27.04.2017 | California Institute of Technology
Link Discovered between Immune System, Brain Structure and Memory
26.04.2017 | Universität Basel
More and more automobile companies are focusing on body parts made of carbon fiber reinforced plastics (CFRP). However, manufacturing and repair costs must be further reduced in order to make CFRP more economical in use. Together with the Volkswagen AG and five other partners in the project HolQueSt 3D, the Laser Zentrum Hannover e.V. (LZH) has developed laser processes for the automatic trimming, drilling and repair of three-dimensional components.
Automated manufacturing processes are the basis for ultimately establishing the series production of CFRP components. In the project HolQueSt 3D, the LZH has...
Reflecting the structure of composites found in nature and the ancient world, researchers at the University of Illinois at Urbana-Champaign have synthesized thin carbon nanotube (CNT) textiles that exhibit both high electrical conductivity and a level of toughness that is about fifty times higher than copper films, currently used in electronics.
"The structural robustness of thin metal films has significant importance for the reliable operation of smart skin and flexible electronics including...
The nearby, giant radio galaxy M87 hosts a supermassive black hole (BH) and is well-known for its bright jet dominating the spectrum over ten orders of magnitude in frequency. Due to its proximity, jet prominence, and the large black hole mass, M87 is the best laboratory for investigating the formation, acceleration, and collimation of relativistic jets. A research team led by Silke Britzen from the Max Planck Institute for Radio Astronomy in Bonn, Germany, has found strong indication for turbulent processes connecting the accretion disk and the jet of that galaxy providing insights into the longstanding problem of the origin of astrophysical jets.

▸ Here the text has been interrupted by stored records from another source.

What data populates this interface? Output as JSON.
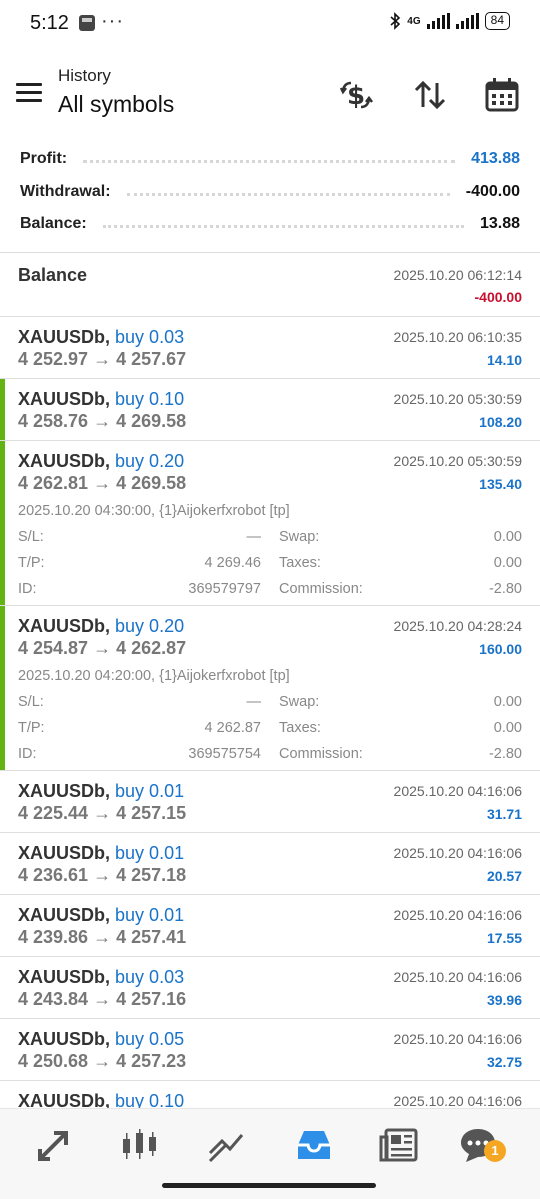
{
  "status_bar": {
    "time": "5:12",
    "dots": "···",
    "network": "4G",
    "battery": "84"
  },
  "header": {
    "subtitle": "History",
    "title": "All symbols"
  },
  "header_icons": [
    "dollar-sort-icon",
    "sort-arrows-icon",
    "calendar-icon"
  ],
  "summary": {
    "profit_label": "Profit:",
    "profit_value": "413.88",
    "withdrawal_label": "Withdrawal:",
    "withdrawal_value": "-400.00",
    "balance_label": "Balance:",
    "balance_value": "13.88"
  },
  "balance_entry": {
    "label": "Balance",
    "time": "2025.10.20 06:12:14",
    "amount": "-400.00"
  },
  "detail_labels": {
    "sl": "S/L:",
    "tp": "T/P:",
    "id": "ID:",
    "swap": "Swap:",
    "taxes": "Taxes:",
    "commission": "Commission:"
  },
  "trades": [
    {
      "symbol": "XAUUSDb,",
      "side": "buy 0.03",
      "prices": "4 252.97 → 4 257.67",
      "time": "2025.10.20 06:10:35",
      "profit": "14.10",
      "marked": false
    },
    {
      "symbol": "XAUUSDb,",
      "side": "buy 0.10",
      "prices": "4 258.76 → 4 269.58",
      "time": "2025.10.20 05:30:59",
      "profit": "108.20",
      "marked": true
    },
    {
      "symbol": "XAUUSDb,",
      "side": "buy 0.20",
      "prices": "4 262.81 → 4 269.58",
      "time": "2025.10.20 05:30:59",
      "profit": "135.40",
      "marked": true,
      "details": {
        "comment": "2025.10.20 04:30:00, {1}Aijokerfxrobot [tp]",
        "sl": "—",
        "tp": "4 269.46",
        "id": "369579797",
        "swap": "0.00",
        "taxes": "0.00",
        "commission": "-2.80"
      }
    },
    {
      "symbol": "XAUUSDb,",
      "side": "buy 0.20",
      "prices": "4 254.87 → 4 262.87",
      "time": "2025.10.20 04:28:24",
      "profit": "160.00",
      "marked": true,
      "details": {
        "comment": "2025.10.20 04:20:00, {1}Aijokerfxrobot [tp]",
        "sl": "—",
        "tp": "4 262.87",
        "id": "369575754",
        "swap": "0.00",
        "taxes": "0.00",
        "commission": "-2.80"
      }
    },
    {
      "symbol": "XAUUSDb,",
      "side": "buy 0.01",
      "prices": "4 225.44 → 4 257.15",
      "time": "2025.10.20 04:16:06",
      "profit": "31.71",
      "marked": false
    },
    {
      "symbol": "XAUUSDb,",
      "side": "buy 0.01",
      "prices": "4 236.61 → 4 257.18",
      "time": "2025.10.20 04:16:06",
      "profit": "20.57",
      "marked": false
    },
    {
      "symbol": "XAUUSDb,",
      "side": "buy 0.01",
      "prices": "4 239.86 → 4 257.41",
      "time": "2025.10.20 04:16:06",
      "profit": "17.55",
      "marked": false
    },
    {
      "symbol": "XAUUSDb,",
      "side": "buy 0.03",
      "prices": "4 243.84 → 4 257.16",
      "time": "2025.10.20 04:16:06",
      "profit": "39.96",
      "marked": false
    },
    {
      "symbol": "XAUUSDb,",
      "side": "buy 0.05",
      "prices": "4 250.68 → 4 257.23",
      "time": "2025.10.20 04:16:06",
      "profit": "32.75",
      "marked": false
    },
    {
      "symbol": "XAUUSDb,",
      "side": "buy 0.10",
      "prices": "",
      "time": "2025.10.20 04:16:06",
      "profit": "",
      "marked": false
    }
  ],
  "colors": {
    "accent_blue": "#1a73c9",
    "negative_red": "#c8102e",
    "marker_green": "#62b313",
    "badge_orange": "#f5a623"
  },
  "bottom_nav": {
    "items": [
      "quotes-icon",
      "chart-icon",
      "trade-icon",
      "history-icon",
      "news-icon",
      "chat-icon"
    ],
    "active": "history-icon",
    "chat_badge": "1"
  }
}
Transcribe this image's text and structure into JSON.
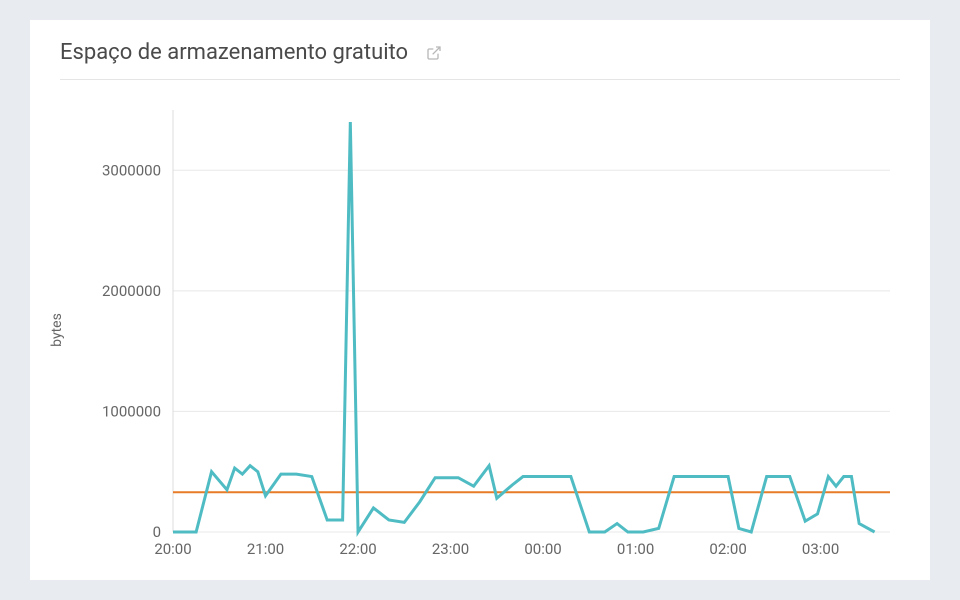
{
  "header": {
    "title": "Espaço de armazenamento gratuito"
  },
  "chart_data": {
    "type": "line",
    "title": "Espaço de armazenamento gratuito",
    "xlabel": "",
    "ylabel": "bytes",
    "ylim": [
      0,
      3500000
    ],
    "x_ticks": [
      "20:00",
      "21:00",
      "22:00",
      "23:00",
      "00:00",
      "01:00",
      "02:00",
      "03:00"
    ],
    "y_ticks": [
      0,
      1000000,
      2000000,
      3000000
    ],
    "reference_value": 330000,
    "series": [
      {
        "name": "bytes",
        "x": [
          "20:00",
          "20:15",
          "20:25",
          "20:35",
          "20:40",
          "20:45",
          "20:50",
          "20:55",
          "21:00",
          "21:10",
          "21:20",
          "21:30",
          "21:40",
          "21:50",
          "21:55",
          "22:00",
          "22:10",
          "22:20",
          "22:30",
          "22:40",
          "22:50",
          "22:58",
          "23:05",
          "23:15",
          "23:25",
          "23:30",
          "23:40",
          "23:47",
          "23:55",
          "00:00",
          "00:10",
          "00:18",
          "00:30",
          "00:40",
          "00:48",
          "00:55",
          "01:05",
          "01:15",
          "01:25",
          "01:35",
          "01:45",
          "01:55",
          "02:00",
          "02:07",
          "02:15",
          "02:25",
          "02:35",
          "02:40",
          "02:50",
          "02:58",
          "03:05",
          "03:10",
          "03:15",
          "03:20",
          "03:25",
          "03:35"
        ],
        "values": [
          0,
          0,
          500000,
          350000,
          530000,
          480000,
          550000,
          500000,
          300000,
          480000,
          480000,
          460000,
          100000,
          100000,
          3400000,
          0,
          200000,
          100000,
          80000,
          250000,
          450000,
          450000,
          450000,
          380000,
          550000,
          280000,
          390000,
          460000,
          460000,
          460000,
          460000,
          460000,
          0,
          0,
          70000,
          0,
          0,
          30000,
          460000,
          460000,
          460000,
          460000,
          460000,
          30000,
          0,
          460000,
          460000,
          460000,
          90000,
          150000,
          460000,
          380000,
          460000,
          460000,
          70000,
          0
        ]
      }
    ]
  }
}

Supermassive black holes form some of the most enigmatic phenomena in astrophysics. Their enormous energy output is supposed to be generated by the...
The probability to find a certain number of photons inside a laser pulse usually corresponds to a classical distribution of independent events, the so-called...

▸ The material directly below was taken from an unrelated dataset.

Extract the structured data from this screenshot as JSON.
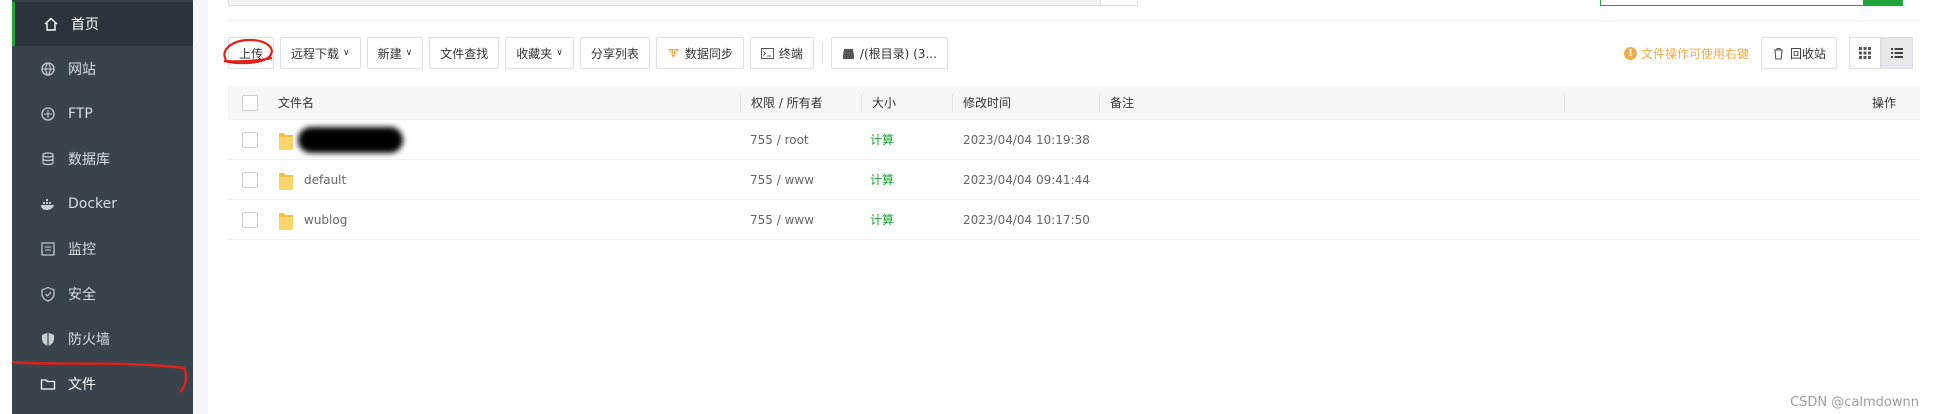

Microprocessors based on atomically thin materials hold the promise of the evolution of traditional processors as well as new applications in the field of flexible electronics. Now, a TU Wien research team led by Thomas Müller has made a breakthrough in this field as part of an ongoing research project.
Two-dimensional materials, or 2D materials for short, are extremely versatile, although – or often more precisely because – they are made up of just one or a...
20.04.2017 | Event News
18.04.2017 | Event News
03.04.2017 | Event News
27.04.2017 | Life Sciences
27.04.2017 | Physics and Astronomy
27.04.2017 | Earth Sciences